ASFF: Why did you select these films? In what ways are they particularly relevant with 21st century audiences?
IP: I’ve spent the best part of 30 years demystifying short films. Trying to get audiences to give them a go and at the same time reminding filmmakers that they are more than just calling cards on that journey to first feature heaven! The films I’ve selected are accessible. They work on many levels and to some extent it is up to the audience to decide how they want to relate to them. The films are a manifestation of the 21st century, they offer the audience a glimpse into the ordinary and successfully comment on the state of the human condition today.
ASFF: How do the films / filmmakers fulfil your mission as a festival?
IP: We as a festival co-produce the winning films with the Iris Prize winners. We’ve completed 9 and will shortly start pre-production on our 10th Iris Production. We give each filmmaker the freedom to bring to the big screen the story of their choice. However, up to now, there has been an unwritten agreement that we expect the films to highlight LGBT issues or at least present LGBT characters on the screen.
ASFF: What lines of inquiry are being made surrounding identity politics within LGBTQ+ communities?
IP: This depends on the filmmaker we are working with. You could argue that the first decade of Iris productions has delivered a mixed message, confirming the stability of LGBT identity on the one hand and celebrating the deconstruction of a fixed notion of sexual and gender identity on the other. Personally, I’m more interested in the fluidity of gender and sexuality but appreciate that to engage with a broad audience we need to present multiple narratives.
ASFF: How does Boys Village look at the bildungsroman form in new ways?
IP: Without giving too much away, the story is a classical interpretation of the bildungsroman form but it differs in one significant way. Boys Village asks the audience to consider what happens when the coming of age story is not allowed to reach a conclusion, when the adversity that needs to be addressed is fundamentally too great. Although there is a resolution to the story you are left feeling that one form of purgatory is being replaced by another.
ASFF: How does Burger look at dialogue as an important element of film, and in extension, how communication is fundamental to the human experience?
IP: Burger is dialogue heavy but the words are replaced by the rhythm of the communication and direction we witness on screen. It is interesting to note that the strong Cardiff dialect does not need subtitles and that the film has been enjoyed by audiences across the world. The director was also recognised by a Sundance award for “Best ensemble performance” highlighting the successful depiction of the human experience.

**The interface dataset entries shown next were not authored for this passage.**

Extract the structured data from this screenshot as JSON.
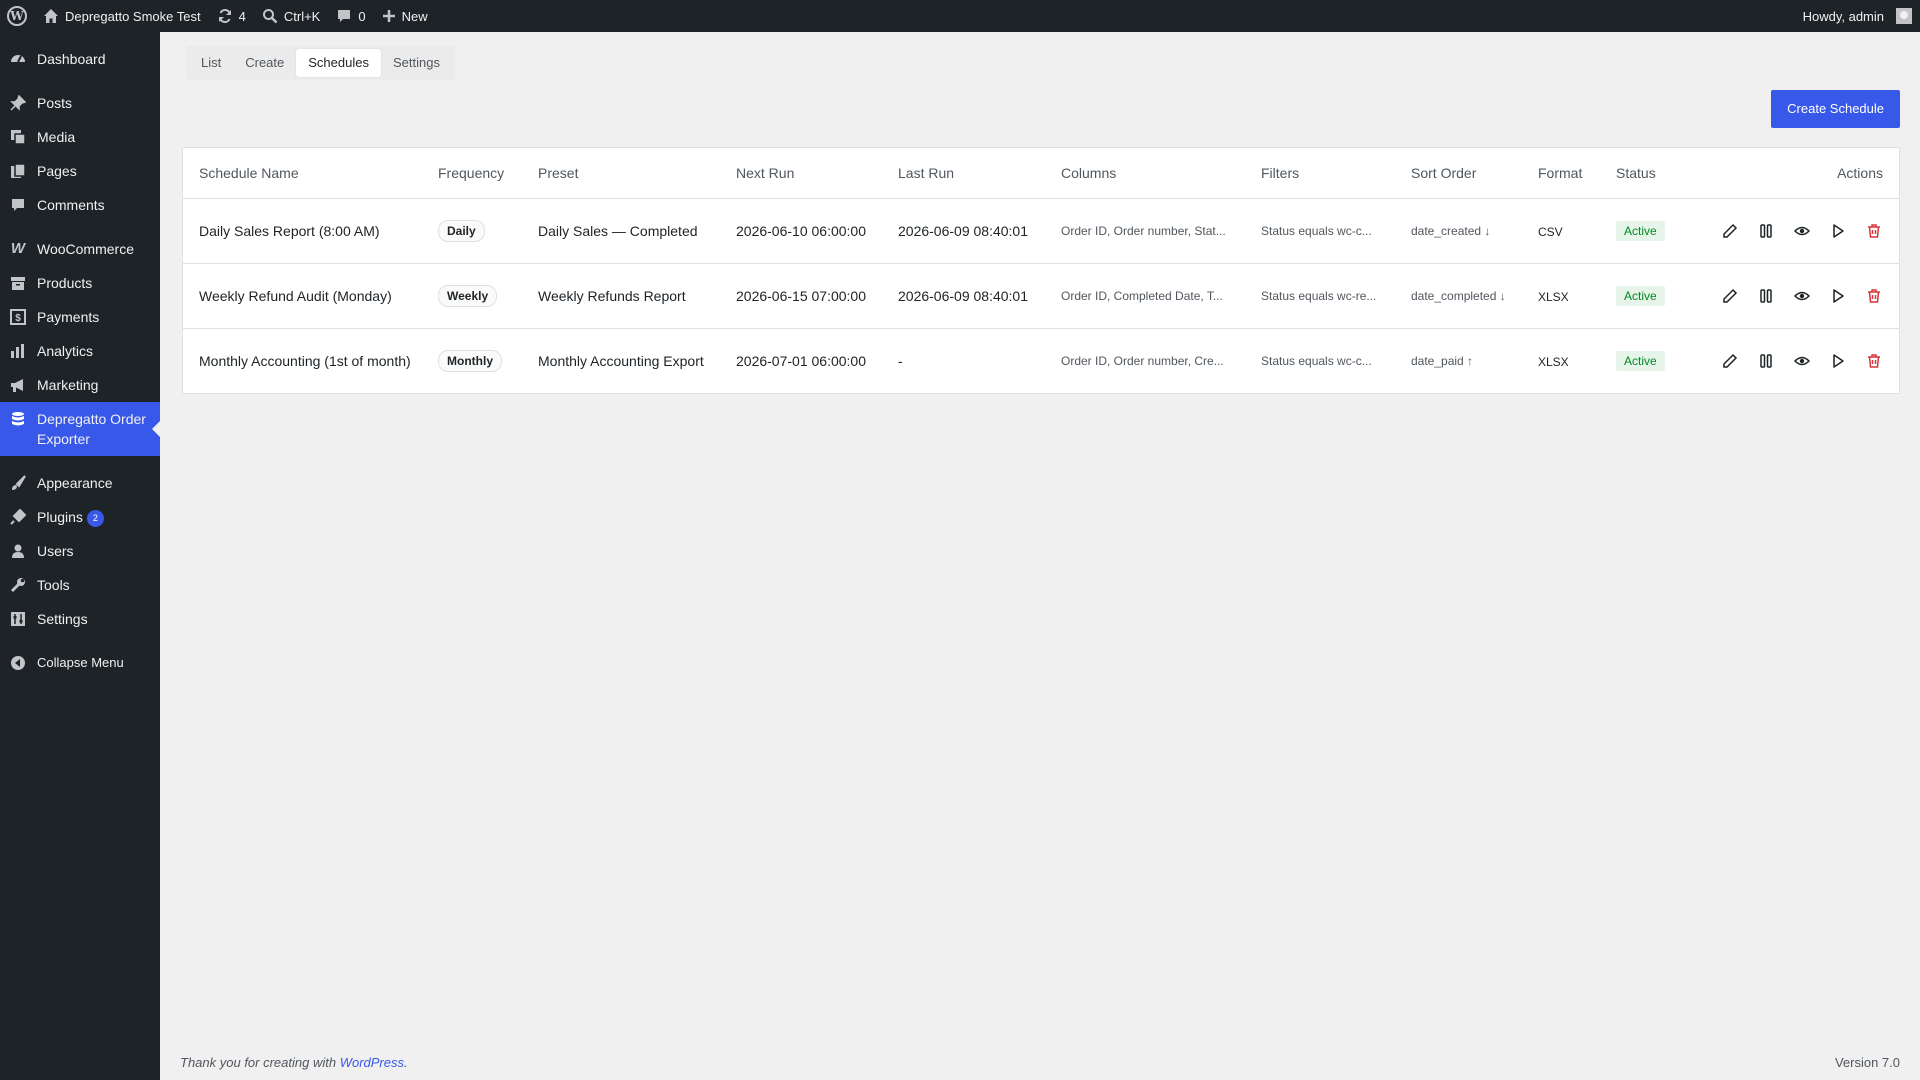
{
  "adminbar": {
    "site_name": "Depregatto Smoke Test",
    "updates_count": "4",
    "search_shortcut": "Ctrl+K",
    "comments_count": "0",
    "new_label": "New",
    "howdy": "Howdy, admin"
  },
  "sidebar": {
    "items": [
      {
        "label": "Dashboard"
      },
      {
        "label": "Posts"
      },
      {
        "label": "Media"
      },
      {
        "label": "Pages"
      },
      {
        "label": "Comments"
      },
      {
        "label": "WooCommerce"
      },
      {
        "label": "Products"
      },
      {
        "label": "Payments"
      },
      {
        "label": "Analytics"
      },
      {
        "label": "Marketing"
      },
      {
        "label": "Depregatto Order Exporter"
      },
      {
        "label": "Appearance"
      },
      {
        "label": "Plugins",
        "badge": "2"
      },
      {
        "label": "Users"
      },
      {
        "label": "Tools"
      },
      {
        "label": "Settings"
      }
    ],
    "collapse_label": "Collapse Menu"
  },
  "tabs": [
    "List",
    "Create",
    "Schedules",
    "Settings"
  ],
  "active_tab": "Schedules",
  "create_button": "Create Schedule",
  "table": {
    "headers": [
      "Schedule Name",
      "Frequency",
      "Preset",
      "Next Run",
      "Last Run",
      "Columns",
      "Filters",
      "Sort Order",
      "Format",
      "Status",
      "Actions"
    ],
    "rows": [
      {
        "name": "Daily Sales Report (8:00 AM)",
        "frequency": "Daily",
        "preset": "Daily Sales — Completed",
        "next_run": "2026-06-10 06:00:00",
        "last_run": "2026-06-09 08:40:01",
        "columns": "Order ID, Order number, Stat...",
        "filters": "Status equals wc-c...",
        "sort": "date_created ↓",
        "format": "CSV",
        "status": "Active"
      },
      {
        "name": "Weekly Refund Audit (Monday)",
        "frequency": "Weekly",
        "preset": "Weekly Refunds Report",
        "next_run": "2026-06-15 07:00:00",
        "last_run": "2026-06-09 08:40:01",
        "columns": "Order ID, Completed Date, T...",
        "filters": "Status equals wc-re...",
        "sort": "date_completed ↓",
        "format": "XLSX",
        "status": "Active"
      },
      {
        "name": "Monthly Accounting (1st of month)",
        "frequency": "Monthly",
        "preset": "Monthly Accounting Export",
        "next_run": "2026-07-01 06:00:00",
        "last_run": "-",
        "columns": "Order ID, Order number, Cre...",
        "filters": "Status equals wc-c...",
        "sort": "date_paid ↑",
        "format": "XLSX",
        "status": "Active"
      }
    ]
  },
  "footer": {
    "thanks_prefix": "Thank you for creating with ",
    "thanks_link": "WordPress",
    "thanks_suffix": ".",
    "version": "Version 7.0"
  },
  "colors": {
    "accent": "#3858e9",
    "sidebar_bg": "#1d2327",
    "status_active": "#008a20",
    "delete_icon": "#d63638"
  }
}
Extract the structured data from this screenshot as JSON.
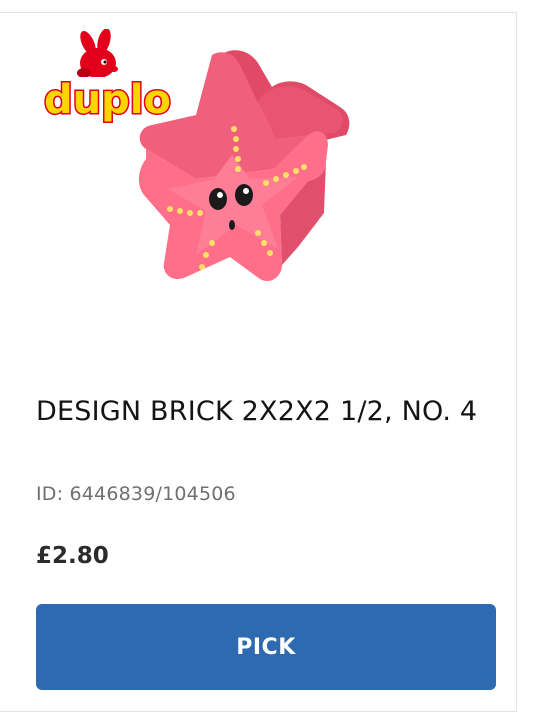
{
  "product": {
    "brand_logo": "duplo",
    "image_icon": "starfish-brick-image",
    "title": "DESIGN BRICK 2X2X2 1/2, NO. 4",
    "id_text": "ID: 6446839/104506",
    "price": "£2.80"
  },
  "actions": {
    "pick_label": "PICK"
  },
  "colors": {
    "brick": "#f0607c",
    "button": "#2e6ab0",
    "logo_red": "#e2001a",
    "logo_yellow": "#ffd500"
  }
}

ASFF: The best comedy is underlined by dramatic elements; how does Followers highlight faith and loneliness through the building blocks of successful screenwriting?
IP: The film deals with the three key dramatic elements of conflict, contrast and character. The film suggests that loneliness is a relative feeling and can be experienced by a sexually active gay man and a grieving widow in much the same way. The vision of Christ in a pair of tight fitting swimming trunks is one of the best examples of comedy which encapsulates conflict, contrast and character.
ASFF: The central character of Spoilers potentially loves again after losing it once before. How do you think this notion will resonate with audiences as a universal narrative?
IP: The notion of optimism is key to the film as is facing your insecurities head on adopting a glass half full and not half empty as your world view. In what appears to be a world full of danger and insecurities about the future I think Spoilers is the perfect antidote and a new addition to the “feel good movie” franchise, which are still few and far between in the world of LGBT cinema.
Find out more about this year’s films:
1. Still from Tim Marshall, Followers. Courtesy of Iris Prize.